Every line with the string "Snelle" must be copied from the entries below.

#### Available data
◆ ◆ ◆ ◆
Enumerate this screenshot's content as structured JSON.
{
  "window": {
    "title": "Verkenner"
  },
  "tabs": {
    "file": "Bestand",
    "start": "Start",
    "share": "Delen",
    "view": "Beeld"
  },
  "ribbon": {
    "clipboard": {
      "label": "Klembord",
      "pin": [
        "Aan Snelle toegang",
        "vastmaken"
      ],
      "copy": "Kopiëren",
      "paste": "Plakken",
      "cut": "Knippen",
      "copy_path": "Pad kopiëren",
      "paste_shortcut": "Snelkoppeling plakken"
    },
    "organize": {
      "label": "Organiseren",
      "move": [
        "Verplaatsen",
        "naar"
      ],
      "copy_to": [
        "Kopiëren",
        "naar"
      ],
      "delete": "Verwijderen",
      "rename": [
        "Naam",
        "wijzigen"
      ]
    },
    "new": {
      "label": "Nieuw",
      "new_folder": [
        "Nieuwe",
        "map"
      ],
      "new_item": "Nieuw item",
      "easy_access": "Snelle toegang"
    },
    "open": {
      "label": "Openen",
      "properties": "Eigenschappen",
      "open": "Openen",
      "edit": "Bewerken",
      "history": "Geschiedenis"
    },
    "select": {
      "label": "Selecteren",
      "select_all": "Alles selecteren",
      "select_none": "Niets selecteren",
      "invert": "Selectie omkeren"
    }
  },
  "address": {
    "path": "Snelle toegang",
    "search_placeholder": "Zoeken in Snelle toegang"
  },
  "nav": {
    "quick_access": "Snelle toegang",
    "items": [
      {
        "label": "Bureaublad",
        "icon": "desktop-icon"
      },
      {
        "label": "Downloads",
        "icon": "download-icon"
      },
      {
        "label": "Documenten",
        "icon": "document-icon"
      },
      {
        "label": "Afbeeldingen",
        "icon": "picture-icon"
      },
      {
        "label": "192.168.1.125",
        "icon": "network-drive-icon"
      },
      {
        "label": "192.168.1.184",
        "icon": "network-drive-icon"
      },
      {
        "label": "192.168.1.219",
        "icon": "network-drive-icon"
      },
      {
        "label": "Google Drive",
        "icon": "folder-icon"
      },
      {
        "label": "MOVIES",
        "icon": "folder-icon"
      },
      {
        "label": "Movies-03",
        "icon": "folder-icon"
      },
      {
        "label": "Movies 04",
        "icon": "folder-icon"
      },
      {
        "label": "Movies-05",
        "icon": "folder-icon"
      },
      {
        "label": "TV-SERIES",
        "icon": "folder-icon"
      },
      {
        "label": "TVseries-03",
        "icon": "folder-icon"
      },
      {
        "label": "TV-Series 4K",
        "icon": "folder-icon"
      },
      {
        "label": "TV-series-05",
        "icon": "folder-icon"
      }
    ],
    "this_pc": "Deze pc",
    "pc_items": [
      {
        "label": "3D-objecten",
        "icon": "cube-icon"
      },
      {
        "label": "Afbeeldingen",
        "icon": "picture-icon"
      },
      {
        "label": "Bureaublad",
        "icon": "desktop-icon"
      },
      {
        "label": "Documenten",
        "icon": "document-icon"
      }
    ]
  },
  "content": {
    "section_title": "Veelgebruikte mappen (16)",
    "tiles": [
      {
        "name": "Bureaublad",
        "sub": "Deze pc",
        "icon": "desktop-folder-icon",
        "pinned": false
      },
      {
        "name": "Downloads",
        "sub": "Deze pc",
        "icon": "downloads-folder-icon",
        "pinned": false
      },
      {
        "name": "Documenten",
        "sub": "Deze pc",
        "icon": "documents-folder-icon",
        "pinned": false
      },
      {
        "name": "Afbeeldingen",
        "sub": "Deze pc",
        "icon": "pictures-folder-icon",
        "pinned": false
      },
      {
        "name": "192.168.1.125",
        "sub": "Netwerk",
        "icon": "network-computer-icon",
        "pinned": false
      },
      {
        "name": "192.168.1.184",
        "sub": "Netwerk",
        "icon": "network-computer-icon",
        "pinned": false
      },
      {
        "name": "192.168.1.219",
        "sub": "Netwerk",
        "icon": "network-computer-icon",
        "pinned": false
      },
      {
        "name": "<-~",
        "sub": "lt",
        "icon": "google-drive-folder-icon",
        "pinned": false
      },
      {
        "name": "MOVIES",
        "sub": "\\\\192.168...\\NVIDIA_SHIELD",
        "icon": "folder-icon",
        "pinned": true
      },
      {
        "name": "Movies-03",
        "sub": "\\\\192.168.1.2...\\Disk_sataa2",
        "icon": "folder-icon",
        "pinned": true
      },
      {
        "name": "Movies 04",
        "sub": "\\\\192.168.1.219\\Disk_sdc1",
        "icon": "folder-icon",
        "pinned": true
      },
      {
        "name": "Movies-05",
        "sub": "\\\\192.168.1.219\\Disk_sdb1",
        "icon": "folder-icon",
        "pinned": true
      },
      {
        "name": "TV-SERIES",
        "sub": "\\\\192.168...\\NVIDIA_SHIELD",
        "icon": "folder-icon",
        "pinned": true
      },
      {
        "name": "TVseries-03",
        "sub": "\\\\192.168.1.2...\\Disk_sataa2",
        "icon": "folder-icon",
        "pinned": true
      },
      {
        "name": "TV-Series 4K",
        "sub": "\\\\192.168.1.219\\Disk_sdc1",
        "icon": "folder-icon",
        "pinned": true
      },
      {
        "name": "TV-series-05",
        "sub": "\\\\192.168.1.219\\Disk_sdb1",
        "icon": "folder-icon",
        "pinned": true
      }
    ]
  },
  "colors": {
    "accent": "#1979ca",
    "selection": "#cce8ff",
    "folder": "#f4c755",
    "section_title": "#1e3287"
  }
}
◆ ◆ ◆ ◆
#### Response to this task
        "Aan Snelle toegang",
      "easy_access": "Snelle toegang"
    "path": "Snelle toegang",
    "search_placeholder": "Zoeken in Snelle toegang"
    "quick_access": "Snelle toegang",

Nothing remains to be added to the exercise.